Action item
Nothing in the records may be left out; restate them word for word.

+++

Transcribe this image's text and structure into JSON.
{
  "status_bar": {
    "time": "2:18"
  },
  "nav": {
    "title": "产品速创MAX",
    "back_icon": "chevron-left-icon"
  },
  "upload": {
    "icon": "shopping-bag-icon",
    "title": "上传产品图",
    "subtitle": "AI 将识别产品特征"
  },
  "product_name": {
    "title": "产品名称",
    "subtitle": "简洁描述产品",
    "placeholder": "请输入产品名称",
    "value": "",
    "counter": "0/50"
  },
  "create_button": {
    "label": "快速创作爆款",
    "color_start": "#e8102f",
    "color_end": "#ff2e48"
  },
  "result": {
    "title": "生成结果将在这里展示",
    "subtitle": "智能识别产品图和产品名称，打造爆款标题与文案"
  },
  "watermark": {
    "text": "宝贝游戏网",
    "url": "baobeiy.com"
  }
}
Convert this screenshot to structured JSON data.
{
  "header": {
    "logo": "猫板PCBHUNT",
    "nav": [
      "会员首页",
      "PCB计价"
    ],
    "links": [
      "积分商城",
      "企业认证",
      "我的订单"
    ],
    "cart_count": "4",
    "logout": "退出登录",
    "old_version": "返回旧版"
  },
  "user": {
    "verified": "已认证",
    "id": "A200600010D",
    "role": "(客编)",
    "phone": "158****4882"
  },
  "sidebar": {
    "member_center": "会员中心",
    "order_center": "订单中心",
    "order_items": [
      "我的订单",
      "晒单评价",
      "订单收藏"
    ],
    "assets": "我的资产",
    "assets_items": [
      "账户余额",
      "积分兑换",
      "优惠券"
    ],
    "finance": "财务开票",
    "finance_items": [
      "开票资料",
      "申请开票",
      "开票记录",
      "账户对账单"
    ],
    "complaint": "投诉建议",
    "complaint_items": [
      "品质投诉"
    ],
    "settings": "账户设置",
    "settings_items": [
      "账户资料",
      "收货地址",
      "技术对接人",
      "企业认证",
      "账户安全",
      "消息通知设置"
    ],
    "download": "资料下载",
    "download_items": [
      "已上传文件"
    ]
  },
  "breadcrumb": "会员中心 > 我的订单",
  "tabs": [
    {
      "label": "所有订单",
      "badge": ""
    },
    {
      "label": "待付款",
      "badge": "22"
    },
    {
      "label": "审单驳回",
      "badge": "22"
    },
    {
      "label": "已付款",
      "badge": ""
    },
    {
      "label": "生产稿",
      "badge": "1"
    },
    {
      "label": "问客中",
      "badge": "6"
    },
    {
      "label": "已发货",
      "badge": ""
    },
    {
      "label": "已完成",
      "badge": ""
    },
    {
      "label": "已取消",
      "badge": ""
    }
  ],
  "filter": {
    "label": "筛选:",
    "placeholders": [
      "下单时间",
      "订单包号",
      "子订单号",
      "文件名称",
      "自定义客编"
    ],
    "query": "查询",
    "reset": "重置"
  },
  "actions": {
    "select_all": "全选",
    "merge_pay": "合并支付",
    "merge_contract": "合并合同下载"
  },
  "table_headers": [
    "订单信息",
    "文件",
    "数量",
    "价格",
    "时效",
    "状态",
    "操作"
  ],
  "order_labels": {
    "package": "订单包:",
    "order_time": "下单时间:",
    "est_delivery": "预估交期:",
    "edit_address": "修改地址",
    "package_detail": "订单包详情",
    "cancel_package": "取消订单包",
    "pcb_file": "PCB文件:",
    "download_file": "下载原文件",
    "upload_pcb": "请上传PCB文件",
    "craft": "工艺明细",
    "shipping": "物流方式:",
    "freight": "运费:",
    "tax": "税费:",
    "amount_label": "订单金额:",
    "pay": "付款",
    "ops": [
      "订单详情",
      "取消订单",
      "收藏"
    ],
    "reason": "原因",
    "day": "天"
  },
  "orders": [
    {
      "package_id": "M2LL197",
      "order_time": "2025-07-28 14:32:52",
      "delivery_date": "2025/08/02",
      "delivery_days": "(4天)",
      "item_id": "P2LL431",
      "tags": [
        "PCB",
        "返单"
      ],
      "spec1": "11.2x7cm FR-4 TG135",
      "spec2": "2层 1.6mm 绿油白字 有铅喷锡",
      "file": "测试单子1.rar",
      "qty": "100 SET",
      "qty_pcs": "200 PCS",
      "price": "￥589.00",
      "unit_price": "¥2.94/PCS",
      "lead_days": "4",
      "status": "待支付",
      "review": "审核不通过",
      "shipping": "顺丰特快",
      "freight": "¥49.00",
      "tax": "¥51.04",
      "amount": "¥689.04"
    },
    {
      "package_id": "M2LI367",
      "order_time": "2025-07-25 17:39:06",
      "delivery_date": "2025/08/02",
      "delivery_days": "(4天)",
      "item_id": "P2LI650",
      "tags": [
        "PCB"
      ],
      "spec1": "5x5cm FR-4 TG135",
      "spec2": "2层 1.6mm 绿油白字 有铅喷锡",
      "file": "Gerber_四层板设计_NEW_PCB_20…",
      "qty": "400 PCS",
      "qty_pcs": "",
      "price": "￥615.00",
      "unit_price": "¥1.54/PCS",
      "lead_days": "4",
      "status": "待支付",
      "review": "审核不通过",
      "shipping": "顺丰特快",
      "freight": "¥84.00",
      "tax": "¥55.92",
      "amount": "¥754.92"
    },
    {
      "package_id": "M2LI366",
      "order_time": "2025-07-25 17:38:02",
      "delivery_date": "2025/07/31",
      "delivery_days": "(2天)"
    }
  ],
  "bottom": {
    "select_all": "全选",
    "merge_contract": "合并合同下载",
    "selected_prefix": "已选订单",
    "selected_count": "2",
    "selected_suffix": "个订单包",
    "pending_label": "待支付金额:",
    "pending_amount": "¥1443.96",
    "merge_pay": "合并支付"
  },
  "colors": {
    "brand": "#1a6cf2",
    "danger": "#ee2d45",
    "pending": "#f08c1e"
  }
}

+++

Solved exercise
Transcribe this image's text and structure into JSON.
{
  "status_bar": {
    "time": "2:18"
  },
  "nav": {
    "title": "产品速创MAX",
    "back_icon": "chevron-left-icon"
  },
  "upload": {
    "icon": "shopping-bag-icon",
    "title": "上传产品图",
    "subtitle": "AI 将识别产品特征"
  },
  "product_name": {
    "title": "产品名称",
    "subtitle": "简洁描述产品",
    "placeholder": "请输入产品名称",
    "value": "",
    "counter": "0/50"
  },
  "create_button": {
    "label": "快速创作爆款",
    "color_start": "#e8102f",
    "color_end": "#ff2e48"
  },
  "result": {
    "title": "生成结果将在这里展示",
    "subtitle": "智能识别产品图和产品名称，打造爆款标题与文案"
  },
  "watermark": {
    "text": "宝贝游戏网",
    "url": "baobeiy.com"
  }
}
Convert this screenshot to structured JSON data.
{
  "header": {
    "logo": "猫板PCBHUNT",
    "nav": [
      "会员首页",
      "PCB计价"
    ],
    "links": [
      "积分商城",
      "企业认证",
      "我的订单"
    ],
    "cart_count": "4",
    "logout": "退出登录",
    "old_version": "返回旧版"
  },
  "user": {
    "verified": "已认证",
    "id": "A200600010D",
    "role": "(客编)",
    "phone": "158****4882"
  },
  "sidebar": {
    "member_center": "会员中心",
    "order_center": "订单中心",
    "order_items": [
      "我的订单",
      "晒单评价",
      "订单收藏"
    ],
    "assets": "我的资产",
    "assets_items": [
      "账户余额",
      "积分兑换",
      "优惠券"
    ],
    "finance": "财务开票",
    "finance_items": [
      "开票资料",
      "申请开票",
      "开票记录",
      "账户对账单"
    ],
    "complaint": "投诉建议",
    "complaint_items": [
      "品质投诉"
    ],
    "settings": "账户设置",
    "settings_items": [
      "账户资料",
      "收货地址",
      "技术对接人",
      "企业认证",
      "账户安全",
      "消息通知设置"
    ],
    "download": "资料下载",
    "download_items": [
      "已上传文件"
    ]
  },
  "breadcrumb": "会员中心 > 我的订单",
  "tabs": [
    {
      "label": "所有订单",
      "badge": ""
    },
    {
      "label": "待付款",
      "badge": "22"
    },
    {
      "label": "审单驳回",
      "badge": "22"
    },
    {
      "label": "已付款",
      "badge": ""
    },
    {
      "label": "生产稿",
      "badge": "1"
    },
    {
      "label": "问客中",
      "badge": "6"
    },
    {
      "label": "已发货",
      "badge": ""
    },
    {
      "label": "已完成",
      "badge": ""
    },
    {
      "label": "已取消",
      "badge": ""
    }
  ],
  "filter": {
    "label": "筛选:",
    "placeholders": [
      "下单时间",
      "订单包号",
      "子订单号",
      "文件名称",
      "自定义客编"
    ],
    "query": "查询",
    "reset": "重置"
  },
  "actions": {
    "select_all": "全选",
    "merge_pay": "合并支付",
    "merge_contract": "合并合同下载"
  },
  "table_headers": [
    "订单信息",
    "文件",
    "数量",
    "价格",
    "时效",
    "状态",
    "操作"
  ],
  "order_labels": {
    "package": "订单包:",
    "order_time": "下单时间:",
    "est_delivery": "预估交期:",
    "edit_address": "修改地址",
    "package_detail": "订单包详情",
    "cancel_package": "取消订单包",
    "pcb_file": "PCB文件:",
    "download_file": "下载原文件",
    "upload_pcb": "请上传PCB文件",
    "craft": "工艺明细",
    "shipping": "物流方式:",
    "freight": "运费:",
    "tax": "税费:",
    "amount_label": "订单金额:",
    "pay": "付款",
    "ops": [
      "订单详情",
      "取消订单",
      "收藏"
    ],
    "reason": "原因",
    "day": "天"
  },
  "orders": [
    {
      "package_id": "M2LL197",
      "order_time": "2025-07-28 14:32:52",
      "delivery_date": "2025/08/02",
      "delivery_days": "(4天)",
      "item_id": "P2LL431",
      "tags": [
        "PCB",
        "返单"
      ],
      "spec1": "11.2x7cm FR-4 TG135",
      "spec2": "2层 1.6mm 绿油白字 有铅喷锡",
      "file": "测试单子1.rar",
      "qty": "100 SET",
      "qty_pcs": "200 PCS",
      "price": "￥589.00",
      "unit_price": "¥2.94/PCS",
      "lead_days": "4",
      "status": "待支付",
      "review": "审核不通过",
      "shipping": "顺丰特快",
      "freight": "¥49.00",
      "tax": "¥51.04",
      "amount": "¥689.04"
    },
    {
      "package_id": "M2LI367",
      "order_time": "2025-07-25 17:39:06",
      "delivery_date": "2025/08/02",
      "delivery_days": "(4天)",
      "item_id": "P2LI650",
      "tags": [
        "PCB"
      ],
      "spec1": "5x5cm FR-4 TG135",
      "spec2": "2层 1.6mm 绿油白字 有铅喷锡",
      "file": "Gerber_四层板设计_NEW_PCB_20…",
      "qty": "400 PCS",
      "qty_pcs": "",
      "price": "￥615.00",
      "unit_price": "¥1.54/PCS",
      "lead_days": "4",
      "status": "待支付",
      "review": "审核不通过",
      "shipping": "顺丰特快",
      "freight": "¥84.00",
      "tax": "¥55.92",
      "amount": "¥754.92"
    },
    {
      "package_id": "M2LI366",
      "order_time": "2025-07-25 17:38:02",
      "delivery_date": "2025/07/31",
      "delivery_days": "(2天)"
    }
  ],
  "bottom": {
    "select_all": "全选",
    "merge_contract": "合并合同下载",
    "selected_prefix": "已选订单",
    "selected_count": "2",
    "selected_suffix": "个订单包",
    "pending_label": "待支付金额:",
    "pending_amount": "¥1443.96",
    "merge_pay": "合并支付"
  },
  "colors": {
    "brand": "#1a6cf2",
    "danger": "#ee2d45",
    "pending": "#f08c1e"
  }
}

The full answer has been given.